Getting Around Stockholm
The best way to get around Stockholm is by the excellent public transportation system; several bus lines, the T-Bana metro system and commuter rails cover the city efficiently. You can also cross downtown in about 30 minutes by bicycle, especially as many streets have bicycle lanes. Another option would be the public ferry service and taxis but you're better off using the farther-reaching mass transit. Neighborhoods like Gamla Stan are certainly walkable, but the expansive city is tough to cover solely on foot. Although we don't recommend driving, rental cars are available at the Arlanda Airport (ARN) -- a little more than 25 miles north of the city. But it's easier to take the commuter rail or the Arlanda Express high-speed train instead.
|On Foot||Smaller areas like Gamla Stan are perfect to stroll through, but we recommend bringing your walking shoes for farther-out neighborhoods -- at around 73 square miles, Stockholm is only walkable in small doses. Take public transit when you get sick of hoofing it.|
|Car||We recommend against driving in Stockholm; the streets are narrow and difficult to navigate, plus parking is scarce. But if you must, rental cars are available in the ARN Airport and at rental agencies throughout the city.|
Ferries service the archipelago's main locations including the Djurgården and Gamla Stan (Old Town) neighborhoods, providing a scenic alternative to the bus. Boats leave every 10 minutes during the spring and summer, with less regular schedules in the fall and winter. One-way fares cost about $6 USD and are available for purchase at ticket counters by each ferry terminal.
|Bike||When the weather is nice, try to take advantage of the many bike paths that snake through the city. Rental companies are scattered throughout with most bikes costing about $23 USD a day. One of the more popular neighborhoods to explore via bike is Djurgården, which conveniently is home to some of the most popular activities.|
Stockholm's taxis are very expensive, with the meter starting around $96 USD and climbing upward to $6045 USD per ride. It's always a good idea to get a price estimate before getting inside, and make sure your taxi has a yellow license plate -- meaning it's an authorized cab. Taxis without the yellow plates aren't any cheaper but they aren't as reputableand are usually run by organized crime, so it's best to avoid themse svarttaxis (black taxis). Stick to well known companies like Taxi Stockholm and Taxi 020.
The bus system contains a number of lines that make stops throughout the city, often servicing areas like the Djurgården neighborhood that fall out of the T-bana's reach. There are also night buses running from 1 a.m. to 5 a.m. offering visitors a late night alternative to the expensive taxis.
Fares are the same as the subways and commuter rails -- 20 SEK, or about $2.95 USD.
The commuter rail is especially convenient to those staying outside the city as it can take you out into suburban Stockholm as well as the neighboring Swedish cities. Trains depart from the central station on the Vasagatan every 15 minutes during the day and every 30 minutes after the evening rush. You can pay around fare 20 SEK -- about $2.95 USD -- on board the train, and SL coupons can are acceptable fares as well.

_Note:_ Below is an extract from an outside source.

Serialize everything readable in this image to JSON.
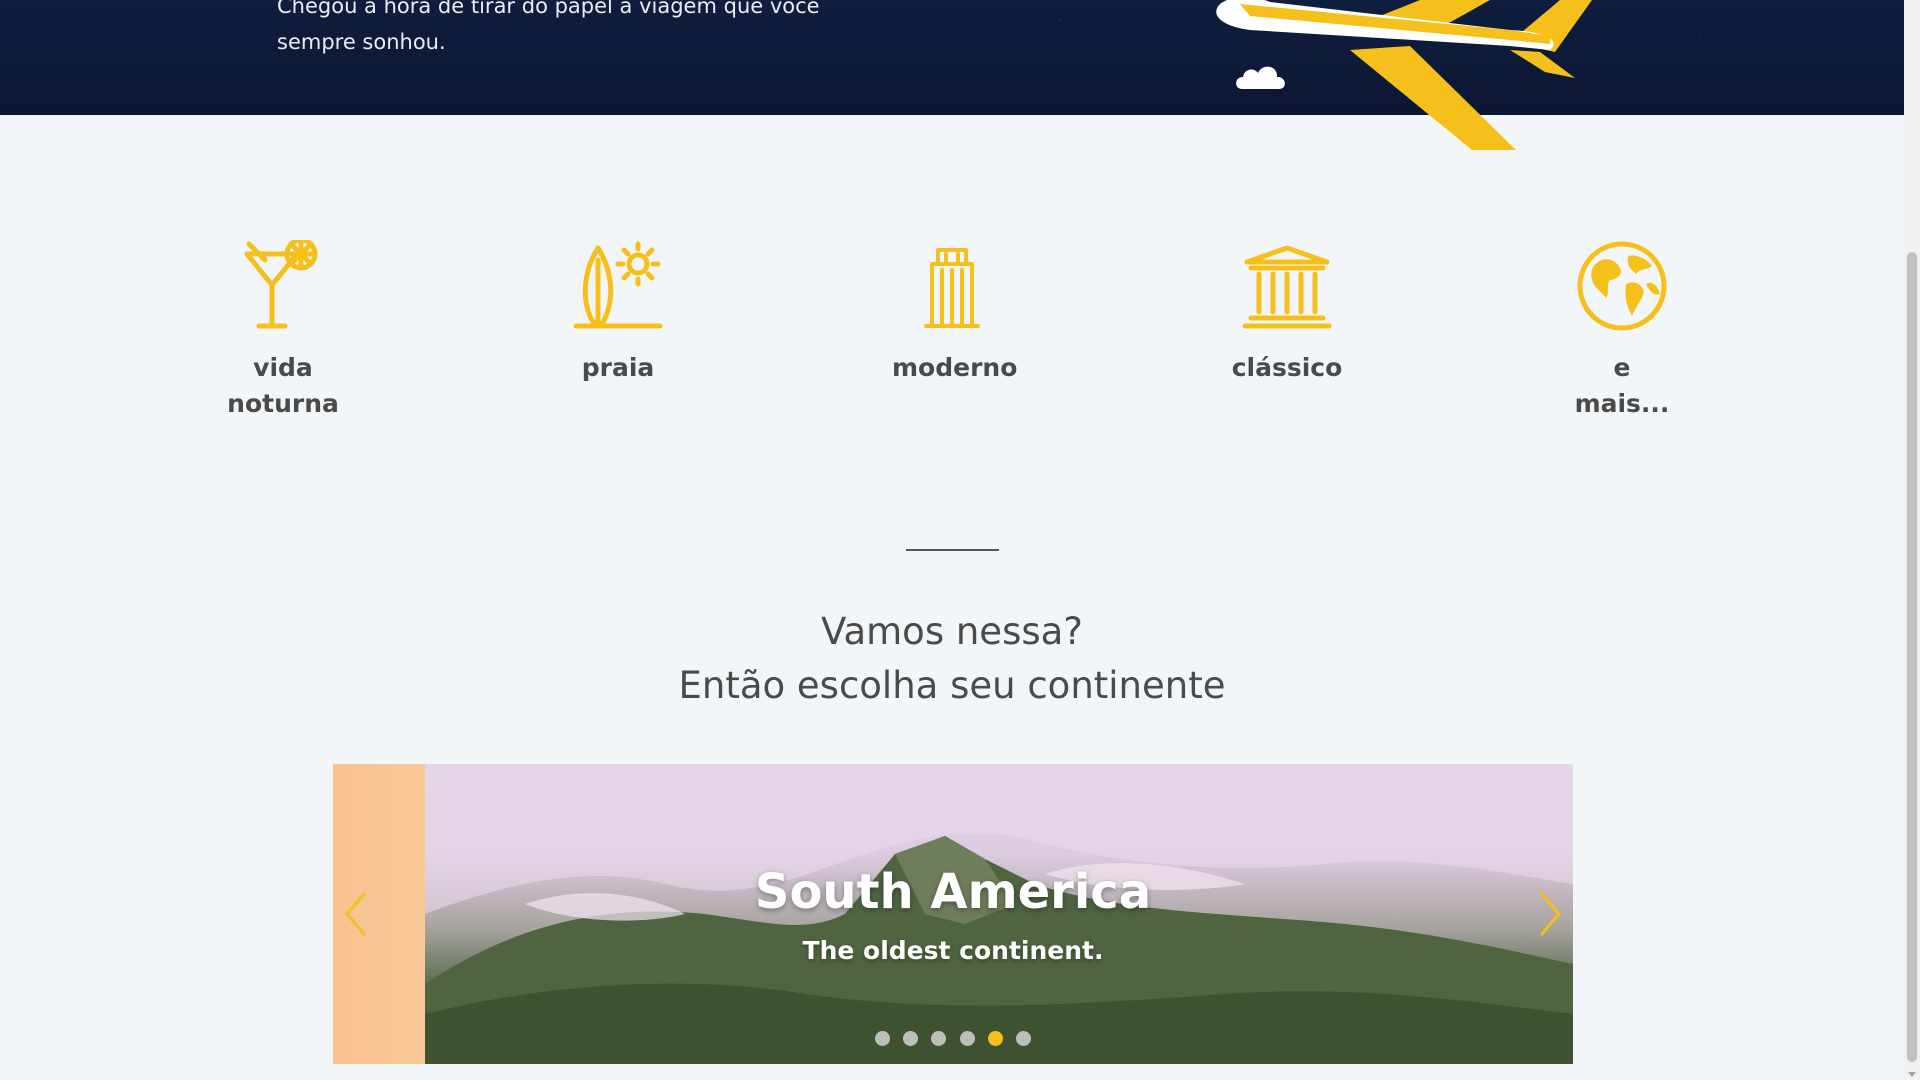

More than 100 T-bana (metro) stations marked with a blue and white "T" can take you to the most important downtown stops, as well as many areas in the outskirts, between the hours of 5 a.m. to 3 a.m. daily. Fares are prices by zones, ranging from about $2.95 USD to $8.85 USD for a one-way trip, but 24- and 72-hour passes are available at reduced rates. Purchase your tickets from the automated machines at each station, or passes from metro counters set up in some hotels, convenience stores and even at ferry terminals.
You can also purchase a There's also a Stockholm Tourist Card, available that will allowing for visitors free access to the metro as well as the commuter trains, buses, public ferries and up to 80 museums in the city and the surrounding area.
Entry & Exit Requirements
U.S. citizens should carry a passport to enter Stockholm, but a visa is not required unless you plan to visit for longer than 90 days. Visit the U.S. State Department's website for more information on entry and exit requirements.